Further, the coalition possibilities are hugely diverse. The numbers work for several options, and the possibility of ECR refusing to play increases them. But the election-night interpretation of Spitzenkandidaten was specifically intended to silence this diversity of voices by taking the S&D MEPs out of the game. It is probably fair to say that nobody who voted for a party of the Left was hoping to get a conservative apostle of austerity and defender of tax havens, so the democratic status of this manoeuvre is deeply questionable.

After all, on the night, the group leaders like Swoboda specifically no longer represented the newly elected Parliament. We are still, per the chart, talking in terms of “projections” weeks later. The make-up of the new groups is up in the air, they need to elect their leaders, so by what right did the outgoing S&D leader throw the votes of European social democracy down the chute? Rayman kojast, as they used to say in Iran.

And as Daniel Gros points out, the S&D parties narrowly won the European popular vote.

What we want here is the freies Spiel der Kräfte, as the Germans say at these moments, the free play of forces. If the S&D and some combination of the Greens, the radical Left, and the Liberals could put together a majority, why not? Let them try. It will do us all the world of good. But the problem is that precisely this is what all sorts of people have been trying to prevent. Schulz mustn’t form a coalition, and must be stopped from even being Juncker’s deputy, so Germany gets to replace Olli Rehn.

The degree to which the EU institutions function as a way of restraining, filtering, and preventing democracy has rarely been so clear. The original idea of having Spitzenkandidaten itself is being blamed by German government briefers on Schulz, as a socialist plot to weaken Merkel. If the Parliament wants to add to its power as against the Commission or the Council, it can try, but under one unspoken condition: that nothing changes beyond that. It’s The Leopard in reverse: everything can change, so long as everything goes on as before.
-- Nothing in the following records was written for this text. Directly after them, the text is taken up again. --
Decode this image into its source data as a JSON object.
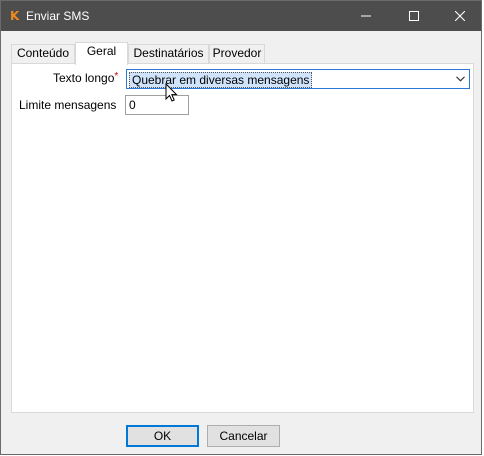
{
  "window": {
    "title": "Enviar SMS",
    "app_icon_glyph": "K",
    "controls": [
      "minimize-icon",
      "maximize-icon",
      "close-icon"
    ]
  },
  "tabs": [
    {
      "label": "Conteúdo",
      "active": false
    },
    {
      "label": "Geral",
      "active": true
    },
    {
      "label": "Destinatários",
      "active": false
    },
    {
      "label": "Provedor",
      "active": false
    }
  ],
  "form": {
    "long_text": {
      "label": "Texto longo",
      "required_mark": "*",
      "value": "Quebrar em diversas mensagens"
    },
    "message_limit": {
      "label": "Limite mensagens",
      "value": "0"
    }
  },
  "buttons": {
    "ok": "OK",
    "cancel": "Cancelar"
  },
  "colors": {
    "titlebar": "#4d4d4d",
    "accent": "#0078d7",
    "app_icon": "#f08a1c",
    "required": "#cc0000"
  }
}
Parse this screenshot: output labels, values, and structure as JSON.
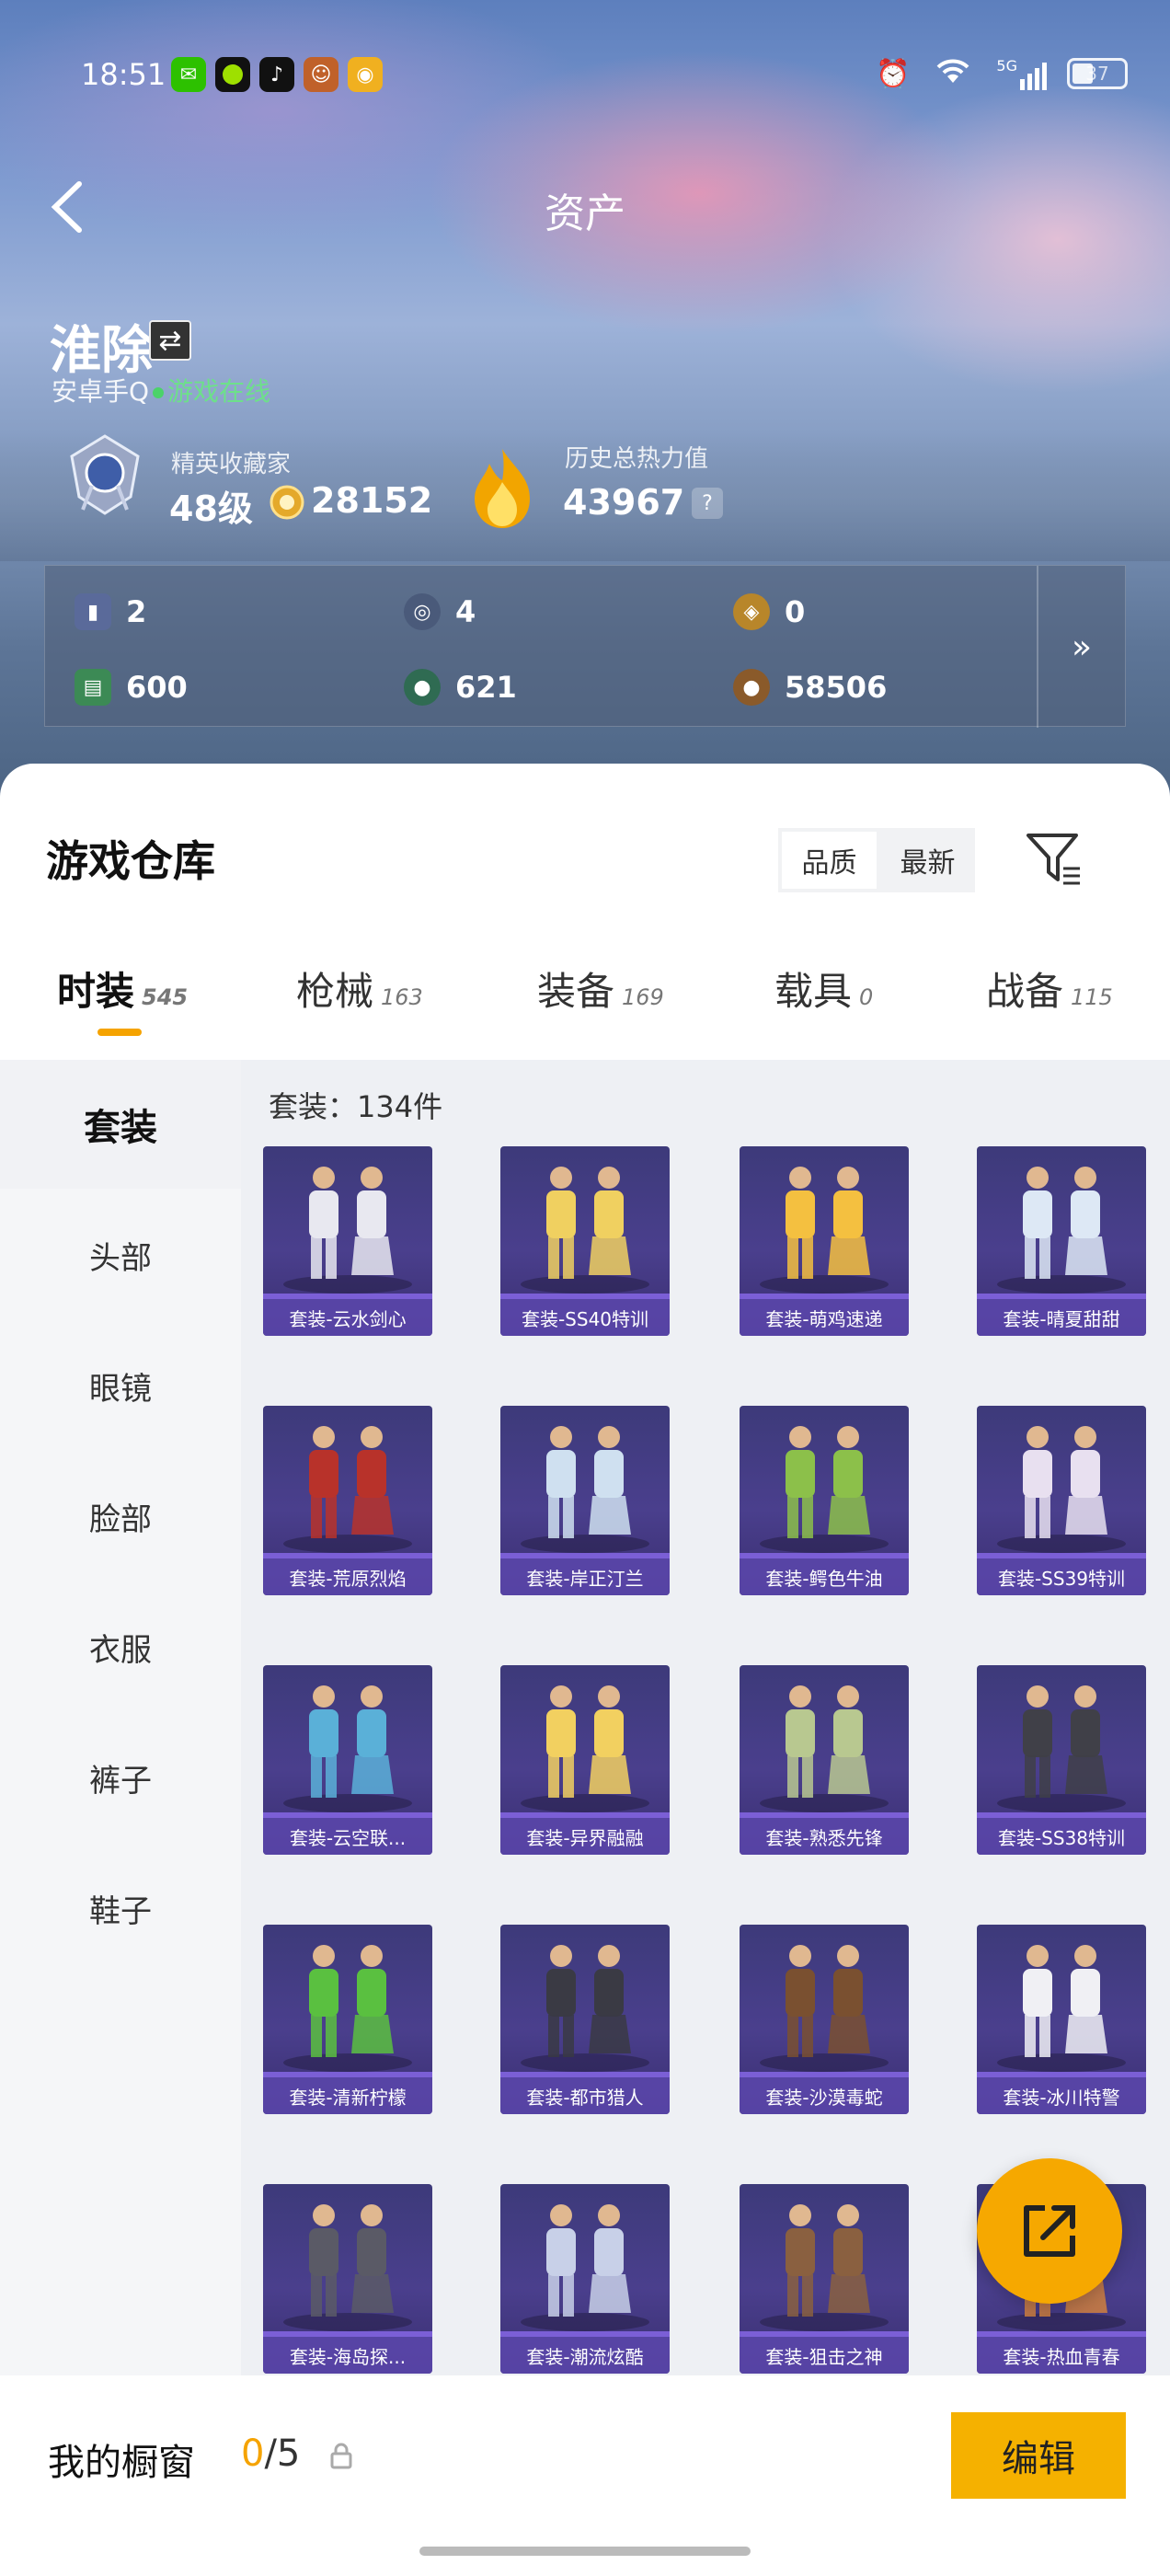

It’s always the same – criticism is batted away as being “Eurosceptic” and hence probably fascist, and blamed on the British, who are uniquely evil. (Even when Angela Merkel threatens to veto Juncker.) It’s always the same old gang, too. You know who I mean. Can’t we have a language in which criticism is acceptable?

Fortunately, someone made a fuss. As a result, Van Rompuy is now off carrying out soundings with all involved. Interestingly, his role as President of the Council is suddenly rather like a head of state’s during a coalition crisis. However, the lesson in this post is that there was no option on the ballot that wouldn’t have given us Juncker. It used to be the Eurosceptics who had the No Turning Back group; now it’s the EU, and we’re all in it.

Olli Rehn: a tribute

Olli Rehn’s last ECOFIN press conference has just finished. AFOE would like to take this momentous occasion as an opportunity to salute Rehn’s towering achievements, and Matthew Yglesias passes on exactly what we need.

Screen_Shot_2014-06-13_at_11.50.26_AM

Yes, we know he was Enlargement Commissioner. But seriously folks, Rehn took office as Commissioner for EMU on the 9th of February 2010. If you were to overlay those two charts, the lines would diverge essentially right then.

And, desperately, he thinks he’s done a brilliant job:

It’s only topped by the astonishing fact that some Iraq War advocates not only continue to claim that Iraq had weapons of mass destruction, but claim that the weapons are still present to this day.